Requirement
Keep only the lines of the listing that include the word "text", and copy them.

BEGIN Source material

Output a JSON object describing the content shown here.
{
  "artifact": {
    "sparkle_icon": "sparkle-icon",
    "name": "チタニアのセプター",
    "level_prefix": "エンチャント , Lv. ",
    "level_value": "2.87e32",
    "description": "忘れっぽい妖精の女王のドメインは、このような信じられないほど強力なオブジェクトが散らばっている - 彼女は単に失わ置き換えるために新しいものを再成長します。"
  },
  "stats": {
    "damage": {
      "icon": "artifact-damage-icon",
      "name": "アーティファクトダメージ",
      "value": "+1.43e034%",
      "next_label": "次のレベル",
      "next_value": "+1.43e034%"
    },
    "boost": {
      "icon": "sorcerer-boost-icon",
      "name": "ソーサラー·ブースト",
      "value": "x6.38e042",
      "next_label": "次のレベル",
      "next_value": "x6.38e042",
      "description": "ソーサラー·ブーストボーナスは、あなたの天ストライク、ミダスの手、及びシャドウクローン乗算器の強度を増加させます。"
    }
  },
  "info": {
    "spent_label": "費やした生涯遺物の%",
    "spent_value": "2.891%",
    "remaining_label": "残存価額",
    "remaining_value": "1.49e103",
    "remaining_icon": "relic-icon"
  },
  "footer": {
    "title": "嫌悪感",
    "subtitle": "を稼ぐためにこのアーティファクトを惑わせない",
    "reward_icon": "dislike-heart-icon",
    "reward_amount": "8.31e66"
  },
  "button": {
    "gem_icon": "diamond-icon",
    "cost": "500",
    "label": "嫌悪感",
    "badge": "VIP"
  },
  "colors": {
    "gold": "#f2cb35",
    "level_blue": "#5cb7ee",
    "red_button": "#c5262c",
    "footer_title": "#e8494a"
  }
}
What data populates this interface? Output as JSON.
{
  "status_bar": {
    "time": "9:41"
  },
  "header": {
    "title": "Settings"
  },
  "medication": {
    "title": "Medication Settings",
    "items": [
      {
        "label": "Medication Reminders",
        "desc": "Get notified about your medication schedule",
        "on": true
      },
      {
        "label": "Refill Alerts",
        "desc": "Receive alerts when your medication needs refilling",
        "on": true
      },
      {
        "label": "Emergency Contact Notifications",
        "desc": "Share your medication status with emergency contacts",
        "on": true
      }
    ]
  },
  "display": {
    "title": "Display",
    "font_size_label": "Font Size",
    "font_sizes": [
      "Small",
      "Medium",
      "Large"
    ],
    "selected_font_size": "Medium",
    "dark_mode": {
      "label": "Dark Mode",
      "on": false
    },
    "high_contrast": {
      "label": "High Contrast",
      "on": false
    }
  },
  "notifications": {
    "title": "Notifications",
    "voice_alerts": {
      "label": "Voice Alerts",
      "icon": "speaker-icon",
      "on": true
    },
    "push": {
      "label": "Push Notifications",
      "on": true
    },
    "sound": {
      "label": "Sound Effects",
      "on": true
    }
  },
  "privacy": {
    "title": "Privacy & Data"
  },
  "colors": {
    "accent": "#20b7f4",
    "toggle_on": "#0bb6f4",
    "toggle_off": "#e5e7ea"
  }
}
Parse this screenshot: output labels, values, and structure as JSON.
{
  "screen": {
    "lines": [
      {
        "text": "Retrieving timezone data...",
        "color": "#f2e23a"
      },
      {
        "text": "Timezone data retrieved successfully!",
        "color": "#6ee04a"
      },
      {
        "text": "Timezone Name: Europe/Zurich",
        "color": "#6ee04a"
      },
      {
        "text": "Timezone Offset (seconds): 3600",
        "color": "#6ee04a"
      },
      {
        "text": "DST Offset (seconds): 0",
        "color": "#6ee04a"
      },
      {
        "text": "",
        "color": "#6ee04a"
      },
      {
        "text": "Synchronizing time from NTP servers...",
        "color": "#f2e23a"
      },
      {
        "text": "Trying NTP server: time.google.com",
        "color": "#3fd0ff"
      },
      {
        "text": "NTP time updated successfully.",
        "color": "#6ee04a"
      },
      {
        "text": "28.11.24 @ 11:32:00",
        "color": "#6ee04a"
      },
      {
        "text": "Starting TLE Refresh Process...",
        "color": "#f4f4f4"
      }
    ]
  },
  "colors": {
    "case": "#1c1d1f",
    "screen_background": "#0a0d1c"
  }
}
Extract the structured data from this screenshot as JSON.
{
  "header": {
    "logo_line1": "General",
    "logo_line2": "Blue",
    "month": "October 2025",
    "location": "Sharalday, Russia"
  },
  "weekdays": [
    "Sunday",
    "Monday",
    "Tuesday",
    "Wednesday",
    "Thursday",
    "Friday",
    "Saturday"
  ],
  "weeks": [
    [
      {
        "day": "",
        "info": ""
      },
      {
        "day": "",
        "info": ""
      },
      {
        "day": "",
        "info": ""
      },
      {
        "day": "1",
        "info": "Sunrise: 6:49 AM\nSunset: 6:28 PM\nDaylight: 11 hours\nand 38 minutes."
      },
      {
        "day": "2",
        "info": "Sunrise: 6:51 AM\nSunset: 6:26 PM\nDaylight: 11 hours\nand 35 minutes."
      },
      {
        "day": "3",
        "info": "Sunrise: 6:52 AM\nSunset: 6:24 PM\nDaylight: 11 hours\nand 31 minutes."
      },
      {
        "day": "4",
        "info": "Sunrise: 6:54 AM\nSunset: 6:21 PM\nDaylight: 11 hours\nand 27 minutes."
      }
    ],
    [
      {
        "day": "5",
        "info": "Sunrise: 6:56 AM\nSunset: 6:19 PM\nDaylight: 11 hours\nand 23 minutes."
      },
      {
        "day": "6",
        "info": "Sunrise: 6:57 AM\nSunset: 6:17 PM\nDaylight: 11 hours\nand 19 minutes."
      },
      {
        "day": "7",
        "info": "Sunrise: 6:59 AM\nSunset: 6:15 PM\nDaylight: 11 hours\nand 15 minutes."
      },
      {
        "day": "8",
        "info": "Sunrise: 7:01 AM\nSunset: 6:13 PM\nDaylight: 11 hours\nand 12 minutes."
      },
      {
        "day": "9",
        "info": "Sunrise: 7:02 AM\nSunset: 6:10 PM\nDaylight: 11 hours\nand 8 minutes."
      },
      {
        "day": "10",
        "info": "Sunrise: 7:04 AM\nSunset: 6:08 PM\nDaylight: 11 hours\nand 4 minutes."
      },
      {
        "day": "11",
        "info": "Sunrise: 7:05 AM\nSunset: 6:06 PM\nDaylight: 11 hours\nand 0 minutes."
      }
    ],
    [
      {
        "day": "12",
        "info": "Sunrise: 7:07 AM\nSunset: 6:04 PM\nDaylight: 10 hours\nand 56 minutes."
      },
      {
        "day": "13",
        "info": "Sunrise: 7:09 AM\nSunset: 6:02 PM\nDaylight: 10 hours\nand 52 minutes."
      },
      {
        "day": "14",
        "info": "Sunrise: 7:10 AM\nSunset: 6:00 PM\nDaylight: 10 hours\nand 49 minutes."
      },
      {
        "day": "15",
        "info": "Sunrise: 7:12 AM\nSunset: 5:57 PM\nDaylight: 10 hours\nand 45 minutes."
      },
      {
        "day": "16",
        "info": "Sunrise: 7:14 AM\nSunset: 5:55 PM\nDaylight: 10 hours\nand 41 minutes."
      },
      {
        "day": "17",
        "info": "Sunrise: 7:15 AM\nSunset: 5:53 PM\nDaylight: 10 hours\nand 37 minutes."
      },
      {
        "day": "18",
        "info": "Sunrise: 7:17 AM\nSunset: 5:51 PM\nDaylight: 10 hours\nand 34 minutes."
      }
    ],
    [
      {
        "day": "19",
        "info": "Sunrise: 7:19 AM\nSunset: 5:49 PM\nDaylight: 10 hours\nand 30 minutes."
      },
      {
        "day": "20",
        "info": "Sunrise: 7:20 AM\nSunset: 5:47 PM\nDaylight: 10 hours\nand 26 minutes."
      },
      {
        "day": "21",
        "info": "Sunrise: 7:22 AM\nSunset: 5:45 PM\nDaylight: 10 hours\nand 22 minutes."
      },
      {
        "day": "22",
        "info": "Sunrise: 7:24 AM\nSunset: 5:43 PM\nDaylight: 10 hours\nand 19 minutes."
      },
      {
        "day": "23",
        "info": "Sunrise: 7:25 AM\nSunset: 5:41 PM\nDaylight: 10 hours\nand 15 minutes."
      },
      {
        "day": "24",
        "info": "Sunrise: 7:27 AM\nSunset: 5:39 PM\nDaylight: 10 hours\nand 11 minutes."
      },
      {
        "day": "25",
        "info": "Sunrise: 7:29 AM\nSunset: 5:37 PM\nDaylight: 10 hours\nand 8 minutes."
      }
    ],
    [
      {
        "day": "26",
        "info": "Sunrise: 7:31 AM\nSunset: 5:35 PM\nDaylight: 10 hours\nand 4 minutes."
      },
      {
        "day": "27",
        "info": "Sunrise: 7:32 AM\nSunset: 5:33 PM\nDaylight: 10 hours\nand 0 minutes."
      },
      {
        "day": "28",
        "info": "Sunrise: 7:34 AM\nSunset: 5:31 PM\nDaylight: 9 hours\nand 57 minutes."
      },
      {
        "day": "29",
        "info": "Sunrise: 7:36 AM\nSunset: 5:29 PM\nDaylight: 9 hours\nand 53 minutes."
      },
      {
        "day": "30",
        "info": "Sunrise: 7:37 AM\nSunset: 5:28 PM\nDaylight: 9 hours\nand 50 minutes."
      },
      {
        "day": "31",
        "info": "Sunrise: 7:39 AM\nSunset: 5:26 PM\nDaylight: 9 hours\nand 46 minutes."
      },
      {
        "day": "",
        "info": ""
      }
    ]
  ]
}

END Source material

Reply
        "text": "Retrieving timezone data...",
        "text": "Timezone data retrieved successfully!",
        "text": "Timezone Name: Europe/Zurich",
        "text": "Timezone Offset (seconds): 3600",
        "text": "DST Offset (seconds): 0",
        "text": "",
        "text": "Synchronizing time from NTP servers...",
        "text": "Trying NTP server: time.google.com",
        "text": "NTP time updated successfully.",
        "text": "28.11.24 @ 11:32:00",
        "text": "Starting TLE Refresh Process...",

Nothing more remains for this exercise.